“The study that we did looks at how people who had come off of public assistance evaluated different child care situations,” she said. “One of the things that we found when we looked at what makes these parents desire a certain child care situation was whether or not it is rated higher or lower with a star system, such as Pennsylvania’s Keystone STARS.”

Keystone STARS, administered by Pennsylvania’s Department of Public Welfare, is a quality rating and improvement system for early learning programs. Child care and Head Start programs may earn a STAR 1 through STAR 4 rating by meeting research-based performance standards for areas such as staff qualifications and development, early-learning environment, and management practices. STARS programs may also receive professional development, technical assistance and targeted financial supports to help them move up the quality ladder.

“Essentially, the government has simplified child care quality down to a star rating system with which people can identify and comprehend,” said Michelle Harmon, project coordinator for Personality and Social Development Research Laboratory in Temple’s Psychology Department and a collaborator on the study.
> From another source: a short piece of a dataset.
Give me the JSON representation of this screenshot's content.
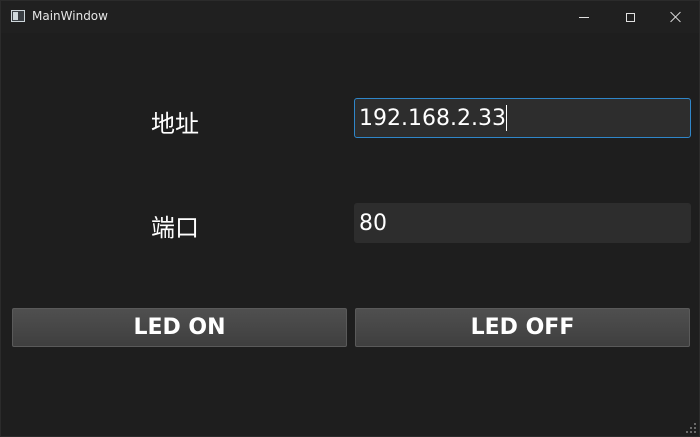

“What Pennsylvania is doing is considered to really be cutting-edge stuff compared to most other states in terms of using the government as a tool for improving the quality of child care,” added Shlay. “Essentially, the government is evaluating the quality of care for parents in an unprecedented way by saying we are going to do the observations and evaluations of these child care providers, we are going to communicate to the general public about how good the care is, and then the public can make their decisions based on the ratings system.”

Shlay said the researchers didn’t go into this study with the Keystone STARS as one of their main focuses, but were “really shocked” to discover that it was such an important indicator for the respondents.

“The STARS rating system came out to be one of the most important characteristics of child care to which parents actually paid attention,” she said. “They are paying attention to it much more so than when the word ‘accreditation’ is used.”

And, the researchers discovered, not only did parents desire higher quality child care, they were willing to pay more for it if is rated by a government system like STARS.

“The question has always been, ‘Is the public willing to pay more for quality child care,’ and the answer is yes, even public-assistance recipients, when based on the STARS rating system, which effectively communicated important information to them,” noted Shlay. “The fact that parents saw that this ratings-style system actually communicated effective child care quality is an important public policy finding.”

“These families are at such a delicate stage when they first come off Temporary Assistance for Needy Families, we need to make sure that they have access to quality child care opportunities,” said Estelle Richman, Secretary of the Pennsylvania Department of Public Welfare. “This is where programs like Keystone STARS can have a tremendous impact, by helping these families return to work while providing our young children with quality early learning opportunities. I’m pleased that our vulnerable families value Keystone STARS and know how to use the STAR rating system to make solid child care choices.”

The report was prepared by the Family and Children’s Policy Collaborative at Temple University for the William Penn Foundation and the Claneil Foundation. The full report is available at


SOURCE CONTACT: Anne B. Shlay, 215/204-7931 or Michelle Harmon, 215/204-3772

NEWS MEDIA CONTACT: Preston M. Moretz in Temple University’s Office of News Communications, 215/204-4380 or